* WORK REQUIRED *
Every record must be repeated exactly, with no omission.

(Extracted data entries)
== Segment start ==
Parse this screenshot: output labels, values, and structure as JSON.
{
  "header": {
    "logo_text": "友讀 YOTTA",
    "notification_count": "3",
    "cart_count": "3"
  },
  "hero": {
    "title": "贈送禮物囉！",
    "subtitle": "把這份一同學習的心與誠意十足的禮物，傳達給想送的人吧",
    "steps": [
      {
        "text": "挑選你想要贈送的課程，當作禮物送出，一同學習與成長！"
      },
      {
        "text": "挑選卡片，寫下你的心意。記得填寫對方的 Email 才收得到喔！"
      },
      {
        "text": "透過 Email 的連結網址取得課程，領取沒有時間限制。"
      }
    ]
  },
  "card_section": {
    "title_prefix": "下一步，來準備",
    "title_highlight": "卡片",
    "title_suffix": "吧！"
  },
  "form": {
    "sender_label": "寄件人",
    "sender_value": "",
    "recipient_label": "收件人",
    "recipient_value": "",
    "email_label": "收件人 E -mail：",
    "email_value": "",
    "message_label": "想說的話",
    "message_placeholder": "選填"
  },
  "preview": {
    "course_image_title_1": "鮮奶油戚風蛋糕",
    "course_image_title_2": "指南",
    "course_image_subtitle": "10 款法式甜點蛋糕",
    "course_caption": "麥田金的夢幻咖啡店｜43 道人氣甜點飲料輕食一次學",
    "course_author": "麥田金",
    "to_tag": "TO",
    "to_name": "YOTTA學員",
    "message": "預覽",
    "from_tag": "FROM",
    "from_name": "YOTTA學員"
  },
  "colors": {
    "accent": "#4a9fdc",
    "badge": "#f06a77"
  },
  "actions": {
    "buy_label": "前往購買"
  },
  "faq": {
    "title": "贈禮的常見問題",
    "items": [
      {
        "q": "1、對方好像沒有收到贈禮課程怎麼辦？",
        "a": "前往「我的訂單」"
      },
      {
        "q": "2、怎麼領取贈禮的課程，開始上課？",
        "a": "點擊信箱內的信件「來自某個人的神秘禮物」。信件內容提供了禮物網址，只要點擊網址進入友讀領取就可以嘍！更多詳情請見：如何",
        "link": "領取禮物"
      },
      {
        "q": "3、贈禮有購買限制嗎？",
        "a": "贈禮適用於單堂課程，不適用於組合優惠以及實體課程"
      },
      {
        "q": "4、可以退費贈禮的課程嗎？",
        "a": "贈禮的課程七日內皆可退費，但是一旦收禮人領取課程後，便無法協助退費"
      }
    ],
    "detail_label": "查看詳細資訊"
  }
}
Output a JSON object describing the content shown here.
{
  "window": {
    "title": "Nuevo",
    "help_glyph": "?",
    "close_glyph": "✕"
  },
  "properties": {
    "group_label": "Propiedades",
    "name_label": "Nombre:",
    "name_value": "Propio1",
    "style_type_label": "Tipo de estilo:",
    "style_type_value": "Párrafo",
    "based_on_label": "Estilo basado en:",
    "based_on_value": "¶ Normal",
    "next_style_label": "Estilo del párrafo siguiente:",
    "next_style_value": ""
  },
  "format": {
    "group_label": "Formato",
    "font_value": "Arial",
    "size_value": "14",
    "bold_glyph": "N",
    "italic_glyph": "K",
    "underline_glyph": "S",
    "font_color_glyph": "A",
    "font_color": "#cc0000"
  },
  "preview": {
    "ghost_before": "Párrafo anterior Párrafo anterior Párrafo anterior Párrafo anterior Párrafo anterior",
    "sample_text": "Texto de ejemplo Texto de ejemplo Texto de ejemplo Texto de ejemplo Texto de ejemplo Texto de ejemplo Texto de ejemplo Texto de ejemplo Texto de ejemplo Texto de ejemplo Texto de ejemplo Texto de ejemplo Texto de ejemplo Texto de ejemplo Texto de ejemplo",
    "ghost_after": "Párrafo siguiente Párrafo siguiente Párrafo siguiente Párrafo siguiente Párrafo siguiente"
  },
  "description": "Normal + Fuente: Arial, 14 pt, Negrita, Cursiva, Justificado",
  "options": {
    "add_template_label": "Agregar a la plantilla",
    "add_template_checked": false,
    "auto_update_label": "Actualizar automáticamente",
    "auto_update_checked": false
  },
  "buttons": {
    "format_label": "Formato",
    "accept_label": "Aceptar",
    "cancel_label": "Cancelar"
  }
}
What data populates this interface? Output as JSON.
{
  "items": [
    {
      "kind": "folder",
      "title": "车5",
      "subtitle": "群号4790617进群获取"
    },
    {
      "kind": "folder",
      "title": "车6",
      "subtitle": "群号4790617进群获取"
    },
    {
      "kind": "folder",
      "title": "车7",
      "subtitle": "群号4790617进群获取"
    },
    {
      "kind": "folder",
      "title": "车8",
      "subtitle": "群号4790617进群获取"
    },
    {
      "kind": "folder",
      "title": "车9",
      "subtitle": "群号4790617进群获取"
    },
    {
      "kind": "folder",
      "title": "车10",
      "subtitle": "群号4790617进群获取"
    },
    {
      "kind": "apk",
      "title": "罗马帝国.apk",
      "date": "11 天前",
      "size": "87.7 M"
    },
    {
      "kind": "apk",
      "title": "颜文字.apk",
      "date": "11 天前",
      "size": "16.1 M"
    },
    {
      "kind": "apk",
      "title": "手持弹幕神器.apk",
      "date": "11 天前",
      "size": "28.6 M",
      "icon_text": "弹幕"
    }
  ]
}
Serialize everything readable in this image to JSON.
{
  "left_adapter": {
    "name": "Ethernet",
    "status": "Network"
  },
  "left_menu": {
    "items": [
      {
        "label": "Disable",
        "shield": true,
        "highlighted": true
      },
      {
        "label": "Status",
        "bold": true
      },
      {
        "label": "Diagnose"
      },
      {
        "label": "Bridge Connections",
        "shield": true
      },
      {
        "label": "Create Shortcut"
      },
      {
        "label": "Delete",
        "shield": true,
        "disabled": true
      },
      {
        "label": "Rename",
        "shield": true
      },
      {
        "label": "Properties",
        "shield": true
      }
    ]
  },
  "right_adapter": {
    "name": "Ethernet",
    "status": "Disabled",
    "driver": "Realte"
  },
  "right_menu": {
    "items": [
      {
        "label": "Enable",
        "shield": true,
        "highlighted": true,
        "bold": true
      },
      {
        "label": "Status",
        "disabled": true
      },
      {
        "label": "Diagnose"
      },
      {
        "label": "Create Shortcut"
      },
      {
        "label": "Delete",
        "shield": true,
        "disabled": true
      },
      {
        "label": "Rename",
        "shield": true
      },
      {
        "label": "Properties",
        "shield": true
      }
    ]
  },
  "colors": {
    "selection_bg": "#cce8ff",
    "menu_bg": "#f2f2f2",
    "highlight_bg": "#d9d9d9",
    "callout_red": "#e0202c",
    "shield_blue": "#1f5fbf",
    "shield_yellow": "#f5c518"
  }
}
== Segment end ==
* RESPONSE BOX *
Parse this screenshot: output labels, values, and structure as JSON.
{
  "header": {
    "logo_text": "友讀 YOTTA",
    "notification_count": "3",
    "cart_count": "3"
  },
  "hero": {
    "title": "贈送禮物囉！",
    "subtitle": "把這份一同學習的心與誠意十足的禮物，傳達給想送的人吧",
    "steps": [
      {
        "text": "挑選你想要贈送的課程，當作禮物送出，一同學習與成長！"
      },
      {
        "text": "挑選卡片，寫下你的心意。記得填寫對方的 Email 才收得到喔！"
      },
      {
        "text": "透過 Email 的連結網址取得課程，領取沒有時間限制。"
      }
    ]
  },
  "card_section": {
    "title_prefix": "下一步，來準備",
    "title_highlight": "卡片",
    "title_suffix": "吧！"
  },
  "form": {
    "sender_label": "寄件人",
    "sender_value": "",
    "recipient_label": "收件人",
    "recipient_value": "",
    "email_label": "收件人 E -mail：",
    "email_value": "",
    "message_label": "想說的話",
    "message_placeholder": "選填"
  },
  "preview": {
    "course_image_title_1": "鮮奶油戚風蛋糕",
    "course_image_title_2": "指南",
    "course_image_subtitle": "10 款法式甜點蛋糕",
    "course_caption": "麥田金的夢幻咖啡店｜43 道人氣甜點飲料輕食一次學",
    "course_author": "麥田金",
    "to_tag": "TO",
    "to_name": "YOTTA學員",
    "message": "預覽",
    "from_tag": "FROM",
    "from_name": "YOTTA學員"
  },
  "colors": {
    "accent": "#4a9fdc",
    "badge": "#f06a77"
  },
  "actions": {
    "buy_label": "前往購買"
  },
  "faq": {
    "title": "贈禮的常見問題",
    "items": [
      {
        "q": "1、對方好像沒有收到贈禮課程怎麼辦？",
        "a": "前往「我的訂單」"
      },
      {
        "q": "2、怎麼領取贈禮的課程，開始上課？",
        "a": "點擊信箱內的信件「來自某個人的神秘禮物」。信件內容提供了禮物網址，只要點擊網址進入友讀領取就可以嘍！更多詳情請見：如何",
        "link": "領取禮物"
      },
      {
        "q": "3、贈禮有購買限制嗎？",
        "a": "贈禮適用於單堂課程，不適用於組合優惠以及實體課程"
      },
      {
        "q": "4、可以退費贈禮的課程嗎？",
        "a": "贈禮的課程七日內皆可退費，但是一旦收禮人領取課程後，便無法協助退費"
      }
    ],
    "detail_label": "查看詳細資訊"
  }
}
Output a JSON object describing the content shown here.
{
  "window": {
    "title": "Nuevo",
    "help_glyph": "?",
    "close_glyph": "✕"
  },
  "properties": {
    "group_label": "Propiedades",
    "name_label": "Nombre:",
    "name_value": "Propio1",
    "style_type_label": "Tipo de estilo:",
    "style_type_value": "Párrafo",
    "based_on_label": "Estilo basado en:",
    "based_on_value": "¶ Normal",
    "next_style_label": "Estilo del párrafo siguiente:",
    "next_style_value": ""
  },
  "format": {
    "group_label": "Formato",
    "font_value": "Arial",
    "size_value": "14",
    "bold_glyph": "N",
    "italic_glyph": "K",
    "underline_glyph": "S",
    "font_color_glyph": "A",
    "font_color": "#cc0000"
  },
  "preview": {
    "ghost_before": "Párrafo anterior Párrafo anterior Párrafo anterior Párrafo anterior Párrafo anterior",
    "sample_text": "Texto de ejemplo Texto de ejemplo Texto de ejemplo Texto de ejemplo Texto de ejemplo Texto de ejemplo Texto de ejemplo Texto de ejemplo Texto de ejemplo Texto de ejemplo Texto de ejemplo Texto de ejemplo Texto de ejemplo Texto de ejemplo Texto de ejemplo",
    "ghost_after": "Párrafo siguiente Párrafo siguiente Párrafo siguiente Párrafo siguiente Párrafo siguiente"
  },
  "description": "Normal + Fuente: Arial, 14 pt, Negrita, Cursiva, Justificado",
  "options": {
    "add_template_label": "Agregar a la plantilla",
    "add_template_checked": false,
    "auto_update_label": "Actualizar automáticamente",
    "auto_update_checked": false
  },
  "buttons": {
    "format_label": "Formato",
    "accept_label": "Aceptar",
    "cancel_label": "Cancelar"
  }
}
What data populates this interface? Output as JSON.
{
  "items": [
    {
      "kind": "folder",
      "title": "车5",
      "subtitle": "群号4790617进群获取"
    },
    {
      "kind": "folder",
      "title": "车6",
      "subtitle": "群号4790617进群获取"
    },
    {
      "kind": "folder",
      "title": "车7",
      "subtitle": "群号4790617进群获取"
    },
    {
      "kind": "folder",
      "title": "车8",
      "subtitle": "群号4790617进群获取"
    },
    {
      "kind": "folder",
      "title": "车9",
      "subtitle": "群号4790617进群获取"
    },
    {
      "kind": "folder",
      "title": "车10",
      "subtitle": "群号4790617进群获取"
    },
    {
      "kind": "apk",
      "title": "罗马帝国.apk",
      "date": "11 天前",
      "size": "87.7 M"
    },
    {
      "kind": "apk",
      "title": "颜文字.apk",
      "date": "11 天前",
      "size": "16.1 M"
    },
    {
      "kind": "apk",
      "title": "手持弹幕神器.apk",
      "date": "11 天前",
      "size": "28.6 M",
      "icon_text": "弹幕"
    }
  ]
}
Serialize everything readable in this image to JSON.
{
  "left_adapter": {
    "name": "Ethernet",
    "status": "Network"
  },
  "left_menu": {
    "items": [
      {
        "label": "Disable",
        "shield": true,
        "highlighted": true
      },
      {
        "label": "Status",
        "bold": true
      },
      {
        "label": "Diagnose"
      },
      {
        "label": "Bridge Connections",
        "shield": true
      },
      {
        "label": "Create Shortcut"
      },
      {
        "label": "Delete",
        "shield": true,
        "disabled": true
      },
      {
        "label": "Rename",
        "shield": true
      },
      {
        "label": "Properties",
        "shield": true
      }
    ]
  },
  "right_adapter": {
    "name": "Ethernet",
    "status": "Disabled",
    "driver": "Realte"
  },
  "right_menu": {
    "items": [
      {
        "label": "Enable",
        "shield": true,
        "highlighted": true,
        "bold": true
      },
      {
        "label": "Status",
        "disabled": true
      },
      {
        "label": "Diagnose"
      },
      {
        "label": "Create Shortcut"
      },
      {
        "label": "Delete",
        "shield": true,
        "disabled": true
      },
      {
        "label": "Rename",
        "shield": true
      },
      {
        "label": "Properties",
        "shield": true
      }
    ]
  },
  "colors": {
    "selection_bg": "#cce8ff",
    "menu_bg": "#f2f2f2",
    "highlight_bg": "#d9d9d9",
    "callout_red": "#e0202c",
    "shield_blue": "#1f5fbf",
    "shield_yellow": "#f5c518"
  }
}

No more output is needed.